Emphasize “brief” when approaching new markets. Like a one-minute “elevator” speech that you use to introduce your work to serendipitous connections on an elevator, your portfolio should be easily accessible.
It should also contain material that you can bring out should a potential buyer want to see more. I think it’s important to rehearse your approach before going into a store or a meeting, and it’s equally important to phrase your language, even to yourself, in attractive terms. So, don’t say, even to yourself, “I’m making a cold call.” Instead think, “I’m going to tell someone about a really good experience for them, getting to know me and my product.”
And I love to remind myself that, in Italian, that most romantic of modern languages, “work” is translated as “opera.”
I still use the expandable file folder with the book cover for “Fisherman’s Quilt” on the outside of the “briefcase” or portfolio that I greet new contacts with (with which I greet new contacts — I’m no preposition-dangler!)

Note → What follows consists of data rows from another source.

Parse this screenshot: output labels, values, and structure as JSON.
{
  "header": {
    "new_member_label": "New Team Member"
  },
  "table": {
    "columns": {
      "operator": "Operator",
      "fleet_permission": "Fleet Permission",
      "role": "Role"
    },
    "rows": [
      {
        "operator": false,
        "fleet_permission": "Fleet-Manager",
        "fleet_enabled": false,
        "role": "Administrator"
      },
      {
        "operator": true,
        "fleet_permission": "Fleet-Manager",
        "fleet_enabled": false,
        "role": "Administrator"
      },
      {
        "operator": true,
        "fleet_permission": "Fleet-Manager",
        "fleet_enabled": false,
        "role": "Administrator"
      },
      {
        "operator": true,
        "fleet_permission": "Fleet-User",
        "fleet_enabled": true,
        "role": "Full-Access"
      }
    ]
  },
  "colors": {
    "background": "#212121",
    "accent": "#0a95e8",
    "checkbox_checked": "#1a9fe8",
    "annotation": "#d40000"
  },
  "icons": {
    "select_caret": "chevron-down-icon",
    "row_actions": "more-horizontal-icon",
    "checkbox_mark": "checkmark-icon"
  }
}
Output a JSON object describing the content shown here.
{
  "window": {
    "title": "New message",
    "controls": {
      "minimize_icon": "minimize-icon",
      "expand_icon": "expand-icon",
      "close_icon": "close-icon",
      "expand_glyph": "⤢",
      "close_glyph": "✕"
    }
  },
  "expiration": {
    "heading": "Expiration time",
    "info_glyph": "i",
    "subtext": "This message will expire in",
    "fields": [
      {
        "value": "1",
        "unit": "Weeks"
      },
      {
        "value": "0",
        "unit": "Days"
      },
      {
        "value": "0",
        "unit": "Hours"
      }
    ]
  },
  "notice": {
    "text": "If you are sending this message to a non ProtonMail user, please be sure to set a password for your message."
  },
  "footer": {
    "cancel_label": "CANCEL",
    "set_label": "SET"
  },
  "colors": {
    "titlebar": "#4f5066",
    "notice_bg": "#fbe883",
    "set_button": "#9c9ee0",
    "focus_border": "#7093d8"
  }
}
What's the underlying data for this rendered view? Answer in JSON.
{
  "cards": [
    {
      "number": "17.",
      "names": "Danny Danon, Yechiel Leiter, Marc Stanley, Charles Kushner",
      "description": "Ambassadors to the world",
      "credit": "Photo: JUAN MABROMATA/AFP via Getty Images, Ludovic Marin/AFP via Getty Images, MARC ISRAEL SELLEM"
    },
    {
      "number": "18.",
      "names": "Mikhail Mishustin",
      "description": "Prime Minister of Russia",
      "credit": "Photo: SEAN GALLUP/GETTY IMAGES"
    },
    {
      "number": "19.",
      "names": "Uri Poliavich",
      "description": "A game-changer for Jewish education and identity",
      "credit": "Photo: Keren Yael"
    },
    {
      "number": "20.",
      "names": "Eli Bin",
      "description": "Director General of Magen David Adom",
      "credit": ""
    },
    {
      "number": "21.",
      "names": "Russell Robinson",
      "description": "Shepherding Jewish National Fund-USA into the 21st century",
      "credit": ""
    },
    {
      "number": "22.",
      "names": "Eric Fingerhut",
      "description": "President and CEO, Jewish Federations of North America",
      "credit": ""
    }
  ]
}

Here’s what’s in my file:
My business card and tax registration business license in small plastic holders on the inside cover of the file;
sell sheets or one-page synopsis of my book and contact information;
extra book covers sent by the printer, with blurbs printed on the reverse, to leave with store owners for their display purposes;
press releases from publications;
order forms indicating discounts, purchaser information, ISBN number, contact information, delivery dates and amounts due (I leave one with purchaser and take the signed delivery copy with me for accounting);
a copy of my resume and marketing efforts listing websites, radio and cable interviews, newspaper articles, vendor accounts, tradeshow appearances, classes and presentations;
targeted promotional materials such as brochures for quilt shows or book fairs, signs for festival discounts, Amazon comment solicitation letters, individualized store posters;
8 x 11 inch poster for tabletop display during book signings and collapsible book display stands;
a copy of “The Fisherman’s Quilt” and the first volume of Port Gamble Publishing’s Newsletters.
Enjoy the opera!